Entries taken from a collection

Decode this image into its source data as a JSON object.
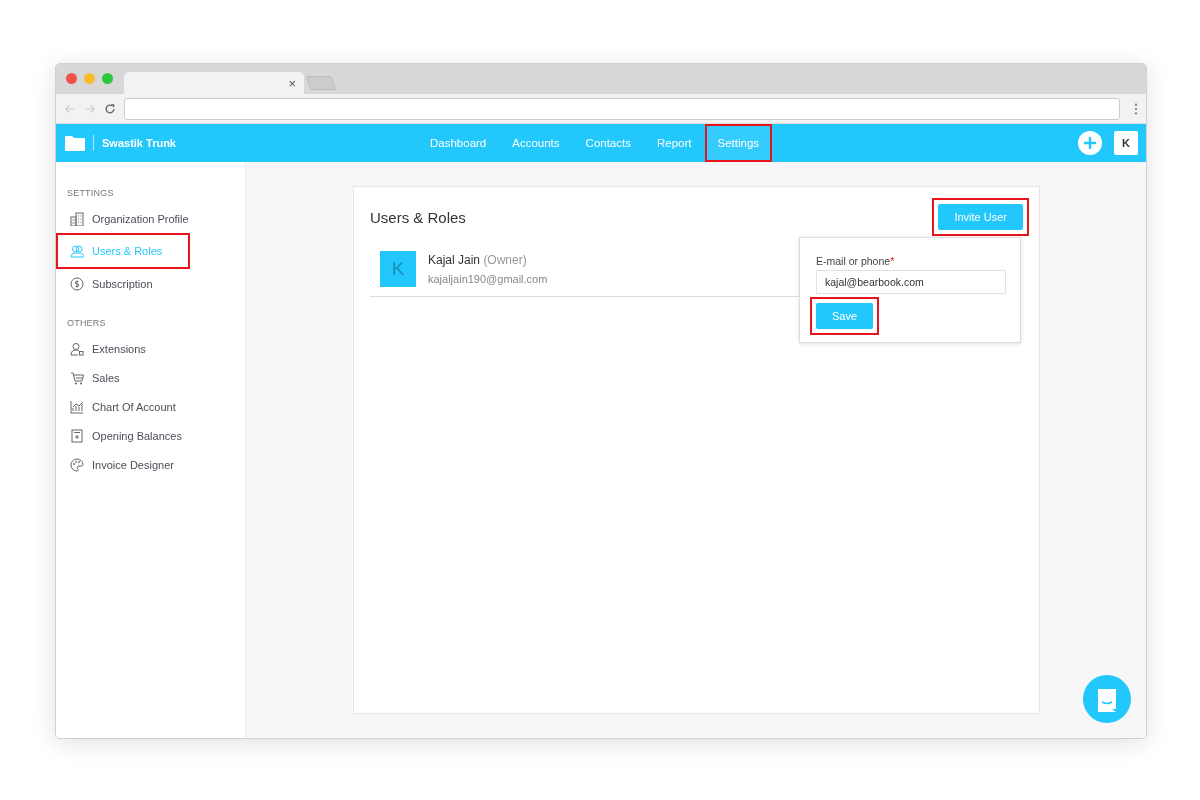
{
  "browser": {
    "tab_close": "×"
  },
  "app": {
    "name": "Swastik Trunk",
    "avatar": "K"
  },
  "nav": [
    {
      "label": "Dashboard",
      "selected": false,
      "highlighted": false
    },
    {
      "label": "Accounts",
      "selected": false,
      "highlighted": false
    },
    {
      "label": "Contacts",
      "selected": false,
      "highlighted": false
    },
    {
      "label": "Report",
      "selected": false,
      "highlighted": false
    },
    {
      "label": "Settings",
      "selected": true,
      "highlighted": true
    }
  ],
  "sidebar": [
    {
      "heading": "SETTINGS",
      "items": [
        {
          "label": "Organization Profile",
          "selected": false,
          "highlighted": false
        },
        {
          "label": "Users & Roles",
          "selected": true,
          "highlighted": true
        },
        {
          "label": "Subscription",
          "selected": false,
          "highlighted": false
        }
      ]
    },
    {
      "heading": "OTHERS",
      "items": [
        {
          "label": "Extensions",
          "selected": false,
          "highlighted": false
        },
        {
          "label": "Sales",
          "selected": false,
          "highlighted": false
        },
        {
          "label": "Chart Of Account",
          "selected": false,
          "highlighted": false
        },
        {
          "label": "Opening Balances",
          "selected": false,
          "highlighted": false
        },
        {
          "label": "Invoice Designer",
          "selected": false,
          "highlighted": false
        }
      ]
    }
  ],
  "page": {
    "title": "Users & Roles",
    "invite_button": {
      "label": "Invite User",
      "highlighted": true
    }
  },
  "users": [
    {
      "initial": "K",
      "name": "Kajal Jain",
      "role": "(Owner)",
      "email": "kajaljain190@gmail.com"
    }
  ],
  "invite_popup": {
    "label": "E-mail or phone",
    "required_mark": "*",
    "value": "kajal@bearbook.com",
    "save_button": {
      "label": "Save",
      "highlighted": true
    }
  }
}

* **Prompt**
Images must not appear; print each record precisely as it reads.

* **Exercise solution**
Decode this image into its source data as a JSON object.
{
  "browser": {
    "tab_close": "×"
  },
  "app": {
    "name": "Swastik Trunk",
    "avatar": "K"
  },
  "nav": [
    {
      "label": "Dashboard",
      "selected": false,
      "highlighted": false
    },
    {
      "label": "Accounts",
      "selected": false,
      "highlighted": false
    },
    {
      "label": "Contacts",
      "selected": false,
      "highlighted": false
    },
    {
      "label": "Report",
      "selected": false,
      "highlighted": false
    },
    {
      "label": "Settings",
      "selected": true,
      "highlighted": true
    }
  ],
  "sidebar": [
    {
      "heading": "SETTINGS",
      "items": [
        {
          "label": "Organization Profile",
          "selected": false,
          "highlighted": false
        },
        {
          "label": "Users & Roles",
          "selected": true,
          "highlighted": true
        },
        {
          "label": "Subscription",
          "selected": false,
          "highlighted": false
        }
      ]
    },
    {
      "heading": "OTHERS",
      "items": [
        {
          "label": "Extensions",
          "selected": false,
          "highlighted": false
        },
        {
          "label": "Sales",
          "selected": false,
          "highlighted": false
        },
        {
          "label": "Chart Of Account",
          "selected": false,
          "highlighted": false
        },
        {
          "label": "Opening Balances",
          "selected": false,
          "highlighted": false
        },
        {
          "label": "Invoice Designer",
          "selected": false,
          "highlighted": false
        }
      ]
    }
  ],
  "page": {
    "title": "Users & Roles",
    "invite_button": {
      "label": "Invite User",
      "highlighted": true
    }
  },
  "users": [
    {
      "initial": "K",
      "name": "Kajal Jain",
      "role": "(Owner)",
      "email": "kajaljain190@gmail.com"
    }
  ],
  "invite_popup": {
    "label": "E-mail or phone",
    "required_mark": "*",
    "value": "kajal@bearbook.com",
    "save_button": {
      "label": "Save",
      "highlighted": true
    }
  }
}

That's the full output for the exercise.